Entries from a dataset of interfaces
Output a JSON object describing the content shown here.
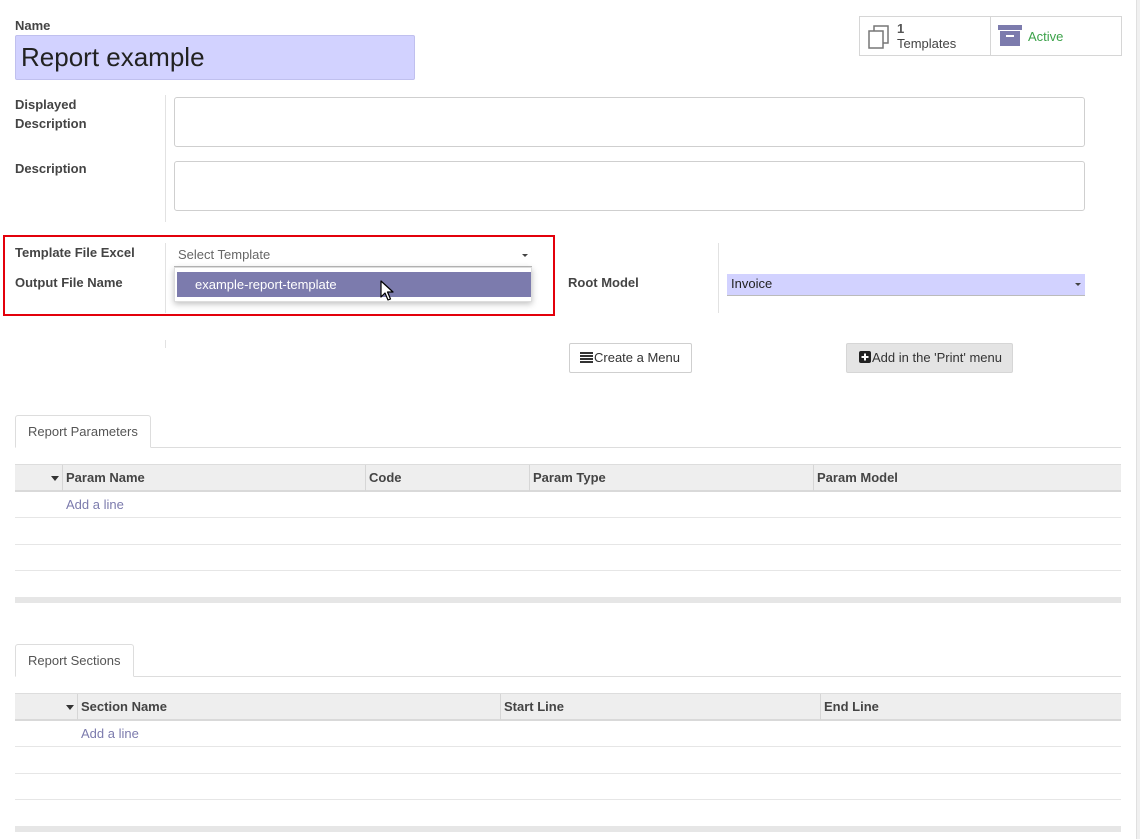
{
  "form": {
    "name_label": "Name",
    "name_value": "Report example",
    "displayed_description_label_line1": "Displayed",
    "displayed_description_label_line2": "Description",
    "displayed_description_value": "",
    "description_label": "Description",
    "description_value": "",
    "template_file_label": "Template File Excel",
    "template_file_placeholder": "Select Template",
    "output_file_label": "Output File Name",
    "root_model_label": "Root Model",
    "root_model_value": "Invoice"
  },
  "smart_buttons": {
    "templates_count": "1",
    "templates_label": "Templates",
    "active_label": "Active",
    "active_color": "#3ca24a"
  },
  "dropdown": {
    "options": [
      "example-report-template"
    ]
  },
  "actions": {
    "create_menu_label": "Create a Menu",
    "add_print_label": "Add in the 'Print' menu"
  },
  "tabs": {
    "parameters": {
      "label": "Report Parameters",
      "columns": [
        "Param Name",
        "Code",
        "Param Type",
        "Param Model"
      ],
      "add_line": "Add a line"
    },
    "sections": {
      "label": "Report Sections",
      "columns": [
        "Section Name",
        "Start Line",
        "End Line"
      ],
      "add_line": "Add a line"
    }
  },
  "colors": {
    "accent": "#7c7bad",
    "field_highlight": "#d2d2ff",
    "annotation_red": "#e3000b"
  }
}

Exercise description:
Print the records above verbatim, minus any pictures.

Reply to the task:
Output a JSON object describing the content shown here.
{
  "form": {
    "name_label": "Name",
    "name_value": "Report example",
    "displayed_description_label_line1": "Displayed",
    "displayed_description_label_line2": "Description",
    "displayed_description_value": "",
    "description_label": "Description",
    "description_value": "",
    "template_file_label": "Template File Excel",
    "template_file_placeholder": "Select Template",
    "output_file_label": "Output File Name",
    "root_model_label": "Root Model",
    "root_model_value": "Invoice"
  },
  "smart_buttons": {
    "templates_count": "1",
    "templates_label": "Templates",
    "active_label": "Active",
    "active_color": "#3ca24a"
  },
  "dropdown": {
    "options": [
      "example-report-template"
    ]
  },
  "actions": {
    "create_menu_label": "Create a Menu",
    "add_print_label": "Add in the 'Print' menu"
  },
  "tabs": {
    "parameters": {
      "label": "Report Parameters",
      "columns": [
        "Param Name",
        "Code",
        "Param Type",
        "Param Model"
      ],
      "add_line": "Add a line"
    },
    "sections": {
      "label": "Report Sections",
      "columns": [
        "Section Name",
        "Start Line",
        "End Line"
      ],
      "add_line": "Add a line"
    }
  },
  "colors": {
    "accent": "#7c7bad",
    "field_highlight": "#d2d2ff",
    "annotation_red": "#e3000b"
  }
}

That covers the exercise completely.